+++ Working data +++

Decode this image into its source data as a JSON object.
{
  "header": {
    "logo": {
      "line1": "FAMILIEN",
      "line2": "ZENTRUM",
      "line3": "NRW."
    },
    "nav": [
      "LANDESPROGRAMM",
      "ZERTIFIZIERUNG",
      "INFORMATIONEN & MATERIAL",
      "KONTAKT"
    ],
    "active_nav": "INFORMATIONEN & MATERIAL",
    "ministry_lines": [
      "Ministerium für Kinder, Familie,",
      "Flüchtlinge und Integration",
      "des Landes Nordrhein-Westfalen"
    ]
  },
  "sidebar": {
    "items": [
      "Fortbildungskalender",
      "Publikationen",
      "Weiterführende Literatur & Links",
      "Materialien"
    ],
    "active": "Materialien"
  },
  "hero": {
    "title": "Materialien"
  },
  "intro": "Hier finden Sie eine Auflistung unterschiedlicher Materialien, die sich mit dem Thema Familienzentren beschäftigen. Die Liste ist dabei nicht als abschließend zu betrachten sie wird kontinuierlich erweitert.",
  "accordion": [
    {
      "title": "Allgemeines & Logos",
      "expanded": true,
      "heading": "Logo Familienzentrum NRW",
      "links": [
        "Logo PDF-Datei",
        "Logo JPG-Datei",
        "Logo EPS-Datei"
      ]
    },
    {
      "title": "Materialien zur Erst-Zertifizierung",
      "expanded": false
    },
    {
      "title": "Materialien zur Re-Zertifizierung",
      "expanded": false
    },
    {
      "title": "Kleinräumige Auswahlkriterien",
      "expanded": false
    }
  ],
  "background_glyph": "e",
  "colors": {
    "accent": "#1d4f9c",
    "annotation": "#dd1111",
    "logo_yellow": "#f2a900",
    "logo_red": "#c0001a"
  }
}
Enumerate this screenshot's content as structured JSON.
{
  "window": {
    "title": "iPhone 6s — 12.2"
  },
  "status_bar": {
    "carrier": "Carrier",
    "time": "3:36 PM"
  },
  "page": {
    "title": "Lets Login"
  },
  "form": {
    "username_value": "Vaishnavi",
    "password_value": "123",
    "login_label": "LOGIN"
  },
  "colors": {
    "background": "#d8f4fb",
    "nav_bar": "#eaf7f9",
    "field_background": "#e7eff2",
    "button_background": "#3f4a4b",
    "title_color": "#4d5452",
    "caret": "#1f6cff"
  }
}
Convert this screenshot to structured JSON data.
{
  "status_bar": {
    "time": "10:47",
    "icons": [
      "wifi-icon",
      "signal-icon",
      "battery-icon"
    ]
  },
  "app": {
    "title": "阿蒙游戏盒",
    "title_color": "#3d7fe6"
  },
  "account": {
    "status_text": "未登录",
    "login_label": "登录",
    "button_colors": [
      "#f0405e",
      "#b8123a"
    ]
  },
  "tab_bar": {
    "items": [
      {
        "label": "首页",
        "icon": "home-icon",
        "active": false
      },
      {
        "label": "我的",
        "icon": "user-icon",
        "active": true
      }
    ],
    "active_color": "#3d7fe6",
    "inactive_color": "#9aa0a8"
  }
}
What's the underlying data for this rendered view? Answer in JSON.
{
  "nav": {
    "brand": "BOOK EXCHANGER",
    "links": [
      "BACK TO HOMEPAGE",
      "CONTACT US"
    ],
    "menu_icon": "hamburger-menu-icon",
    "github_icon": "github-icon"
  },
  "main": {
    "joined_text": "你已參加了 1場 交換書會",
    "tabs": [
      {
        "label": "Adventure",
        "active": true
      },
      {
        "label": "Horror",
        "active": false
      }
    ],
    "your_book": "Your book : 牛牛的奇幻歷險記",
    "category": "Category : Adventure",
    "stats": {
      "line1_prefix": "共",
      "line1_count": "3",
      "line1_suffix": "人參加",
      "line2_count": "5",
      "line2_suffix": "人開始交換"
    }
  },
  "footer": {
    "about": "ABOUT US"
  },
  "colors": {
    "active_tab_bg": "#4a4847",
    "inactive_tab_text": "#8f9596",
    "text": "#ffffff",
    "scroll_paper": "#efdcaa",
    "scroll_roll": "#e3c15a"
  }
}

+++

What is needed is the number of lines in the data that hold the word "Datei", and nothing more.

3